I am almost confident Lebanese are mature enough not to want a new civil war, and I am sure there are still few good people in this country capable of making a positive change.
PS: I will forward this post and any of your suggestions to ex-Minister Ziad Baroud and other influential people to see if we can materialize any of these plans before it’s too late.
Inauguration of Bachir Gemayel Avenue was cancelled yesterday in Beirut after the Tripoli Explosions. A car was suspected as well near the place but it was a false alert.
An interesting documentary but let’s hope that will be the last war we hear about.
In 1981, George Azar, a Lebanese-American, crossed the Syrian border into Lebanon.

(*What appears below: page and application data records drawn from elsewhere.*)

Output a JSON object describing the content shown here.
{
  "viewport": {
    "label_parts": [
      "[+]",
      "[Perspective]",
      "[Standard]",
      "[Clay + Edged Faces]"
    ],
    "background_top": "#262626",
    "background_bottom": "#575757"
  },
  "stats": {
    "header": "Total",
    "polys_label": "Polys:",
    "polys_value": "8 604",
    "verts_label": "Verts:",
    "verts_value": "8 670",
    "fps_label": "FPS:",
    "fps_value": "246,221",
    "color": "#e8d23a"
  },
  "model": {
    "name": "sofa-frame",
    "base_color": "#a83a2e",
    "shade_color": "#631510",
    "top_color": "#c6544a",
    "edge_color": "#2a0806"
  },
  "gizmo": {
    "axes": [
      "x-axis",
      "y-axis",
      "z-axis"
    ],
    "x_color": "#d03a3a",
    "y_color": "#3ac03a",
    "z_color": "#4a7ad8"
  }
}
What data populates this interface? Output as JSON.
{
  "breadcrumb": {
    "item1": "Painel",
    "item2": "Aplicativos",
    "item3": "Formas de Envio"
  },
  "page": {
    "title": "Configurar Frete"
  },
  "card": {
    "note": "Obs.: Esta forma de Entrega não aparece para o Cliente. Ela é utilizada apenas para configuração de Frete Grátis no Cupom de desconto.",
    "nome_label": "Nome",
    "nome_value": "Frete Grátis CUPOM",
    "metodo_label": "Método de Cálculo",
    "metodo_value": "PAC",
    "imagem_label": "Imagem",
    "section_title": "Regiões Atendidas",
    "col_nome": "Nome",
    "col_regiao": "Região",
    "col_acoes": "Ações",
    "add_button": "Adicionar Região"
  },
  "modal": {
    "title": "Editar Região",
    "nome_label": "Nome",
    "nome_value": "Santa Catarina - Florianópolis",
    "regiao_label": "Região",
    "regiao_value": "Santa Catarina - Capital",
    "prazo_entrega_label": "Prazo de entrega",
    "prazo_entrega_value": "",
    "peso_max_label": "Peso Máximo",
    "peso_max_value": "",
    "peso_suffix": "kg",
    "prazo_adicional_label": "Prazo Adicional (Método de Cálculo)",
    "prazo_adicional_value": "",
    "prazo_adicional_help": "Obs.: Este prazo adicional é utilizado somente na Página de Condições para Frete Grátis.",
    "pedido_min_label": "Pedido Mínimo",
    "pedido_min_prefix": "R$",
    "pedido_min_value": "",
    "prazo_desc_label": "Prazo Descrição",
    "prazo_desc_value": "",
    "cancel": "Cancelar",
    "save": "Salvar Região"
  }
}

He carried an inexpensive camera, less than $100 and a desire to change the way the Arab world was portrayed by the US media. He began taking photographs. But within a few months Israel attacked Lebanon and war broke out.
Suddenly immersed in a world of gunfire and terror in an unfamiliar city, George chronicled the Palestine Liberation Organisation (PLO) guerillas, teenage snipers and civilians living through what became one of the bloodiest summers in the history of the modern Middle East.
Now, 30 years on, he returns to Beirut, retraces his steps and unpicks the stories and people behind some of his most iconic photographs – those that were published and many of which were unseen at the time.
I see Haifa Wehbe was the guest of honor at this year’s Mr.Lebanon edition. She’s divorced and single again so we can’t really blame her haha!
I rarely visit Deek Duke branches, mainly because they are located in Beirut and Hamra, but I order from its Achrafieh branch almost regularly (At work). In fact, only in the past two weeks, I’ve order Deek Duke’s Mushroom Chicken 4 times. This is how good this platter and it’s by far my favorite item on their menu.
Having said that, Deek Duke has officially opened at Le Mall in Dbayeh yesterday, which is great news for me and other Deek Duke lovers. I passed by their branch yesterday and it looks as cool as their other branches. They are not delivering yet in the Keserwan area but I hope they will soon.
Some of the items that I would recommend on their menu are:
– Breaded Halloum and Philly Cheese Balls (Their Baked Potatoes are good too).
– If you like spicy wings, go for the NY wings.
– Cheesy and Steaky if you want sandwiches.
– Duke Burger.
– If you wanna go light, they have a great selection of salads.
– Mushroom Chicken, Broasted or Grilled Chicken Half (or Whole) are amazing platters.
Taken from DeekDuke’s Facebook Page